The number of prisoner complaints soared to a record high last year, a report has revealed.
Most of the complaints came from Dumfries Prison
A total of 460 grievances were filed by inmates, the largest number in the 12-year history of the Scottish Prison Complaints Commission (SPCC).
The report showed there were 70 more complaints than in the previous year.
The biggest number of grievances came from Dumfries Prison. Officials said increased awareness of the complaints procedure had to led a rise.
At Dumfries Prison, five individuals logged most of the 172 complaints.
During the past year the 178-bed jail has seen a large increase in serious sexual offenders, who are segregated from the general prison population for their own safety.
Last year Dumfries came under fire from inspectors for "failing to move with the times" and operating old-fashioned equipment and procedures.

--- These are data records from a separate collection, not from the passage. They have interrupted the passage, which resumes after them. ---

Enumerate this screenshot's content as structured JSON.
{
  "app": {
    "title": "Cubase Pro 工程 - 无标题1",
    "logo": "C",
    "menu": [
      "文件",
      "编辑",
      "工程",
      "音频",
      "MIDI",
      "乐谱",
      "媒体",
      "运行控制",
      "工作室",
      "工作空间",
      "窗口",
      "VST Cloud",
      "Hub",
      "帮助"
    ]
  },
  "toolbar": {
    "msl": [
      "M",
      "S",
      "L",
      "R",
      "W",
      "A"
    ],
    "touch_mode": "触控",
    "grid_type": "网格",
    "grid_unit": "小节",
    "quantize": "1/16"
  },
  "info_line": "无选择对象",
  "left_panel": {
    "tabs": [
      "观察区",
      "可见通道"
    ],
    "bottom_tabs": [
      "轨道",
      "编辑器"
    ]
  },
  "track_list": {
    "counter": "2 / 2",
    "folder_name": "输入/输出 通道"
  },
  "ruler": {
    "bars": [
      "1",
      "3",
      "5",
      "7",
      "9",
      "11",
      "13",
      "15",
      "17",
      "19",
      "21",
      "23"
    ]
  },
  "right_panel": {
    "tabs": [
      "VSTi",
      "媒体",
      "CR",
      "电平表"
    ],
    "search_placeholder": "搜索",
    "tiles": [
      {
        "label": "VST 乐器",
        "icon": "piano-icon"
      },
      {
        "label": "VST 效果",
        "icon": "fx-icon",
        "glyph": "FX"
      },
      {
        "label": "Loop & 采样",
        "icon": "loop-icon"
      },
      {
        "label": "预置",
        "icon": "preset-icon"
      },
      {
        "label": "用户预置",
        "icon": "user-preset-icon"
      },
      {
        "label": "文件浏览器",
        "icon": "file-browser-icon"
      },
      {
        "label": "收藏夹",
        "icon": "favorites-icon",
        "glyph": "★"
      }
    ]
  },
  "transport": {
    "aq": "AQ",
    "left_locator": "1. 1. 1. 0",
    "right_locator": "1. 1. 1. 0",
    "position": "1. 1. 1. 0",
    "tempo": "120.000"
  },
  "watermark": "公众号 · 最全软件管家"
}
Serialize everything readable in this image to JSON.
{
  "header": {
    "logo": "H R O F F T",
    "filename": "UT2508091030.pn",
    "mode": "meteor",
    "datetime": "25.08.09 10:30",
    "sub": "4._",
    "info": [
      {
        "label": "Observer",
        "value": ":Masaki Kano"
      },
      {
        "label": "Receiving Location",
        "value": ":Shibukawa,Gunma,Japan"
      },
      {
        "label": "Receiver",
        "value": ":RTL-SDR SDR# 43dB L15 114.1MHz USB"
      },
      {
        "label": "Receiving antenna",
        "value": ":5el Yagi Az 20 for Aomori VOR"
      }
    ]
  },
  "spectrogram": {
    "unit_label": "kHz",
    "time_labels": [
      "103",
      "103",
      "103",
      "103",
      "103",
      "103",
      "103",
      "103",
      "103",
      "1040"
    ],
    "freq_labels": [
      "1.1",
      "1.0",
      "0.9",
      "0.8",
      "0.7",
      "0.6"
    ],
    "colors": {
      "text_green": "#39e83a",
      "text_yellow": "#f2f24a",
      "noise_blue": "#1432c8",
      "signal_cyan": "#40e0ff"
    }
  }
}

The prisoners' most common complaints this time involved the overall prison regime, as well as facilities such as exercise, education and prison transfers.
The next most complained-about prison was HMP Peterhead in Aberdeenshire, which also has a high sex offender population and witnessed 98 complaints.
Grievance levels at the country's 13 other establishments were much lower, with Polmont Young Offenders' Institution registering just one complaint.
A total of 363 of the 460 complaints lodged came under the SPCC's remit.
Most common issues related to orderly room proceedings - held when a prisoner is charged with a breach of the prison rules - as well as matters about staff, prison regimes and health and safety.
Other instances included one inmate whose clothing went missing during a prison transfer, another who did not want to share a cell and one who complained when he was accused of being "disrespectful to an officer".
Despite the record number of grievances, SPCC commissioner Vaughan Barrett said he was encouraged that 127 complaints had been successfully resolved this year, more than double the number dealt with the year before.
For the first time no formal recommendations needed to be filed to the Scottish Prison Service as a result of the complaints.
Some complaints were about prison regimes
Mr Barrett said: "The challenges faced by our staff in considering, investigating and responding timeously to such a high volume of complaints were significant.
"I am extremely pleased to report that we maintained our standard of completing our investigations and issuing final responses within six to eight weeks in 70% of cases.
"This is not only conducive to prison staff and prisoners' well-being but it is likely to have a positive influence on a prisoner's disposition when he is released and will hopefully contribute to a reduction in reoffending."
Mr Barrett urged MSPs to give the SPCC a formal remit under an Act of Parliament.
A spokesman for the Scottish Prison Service attributed the increase in complaints to an increase in awareness of complaints procedures.
He said the high number of complaints at Dumfries could be due to the fact that sex offenders were now housed there.
Commenting on the request for the commission to be established under an Act of Parliament, a spokesman for the Scottish Executive said: "The commissioner is aware that this matter is being looked at as part of a wider review of scrutiny bodies."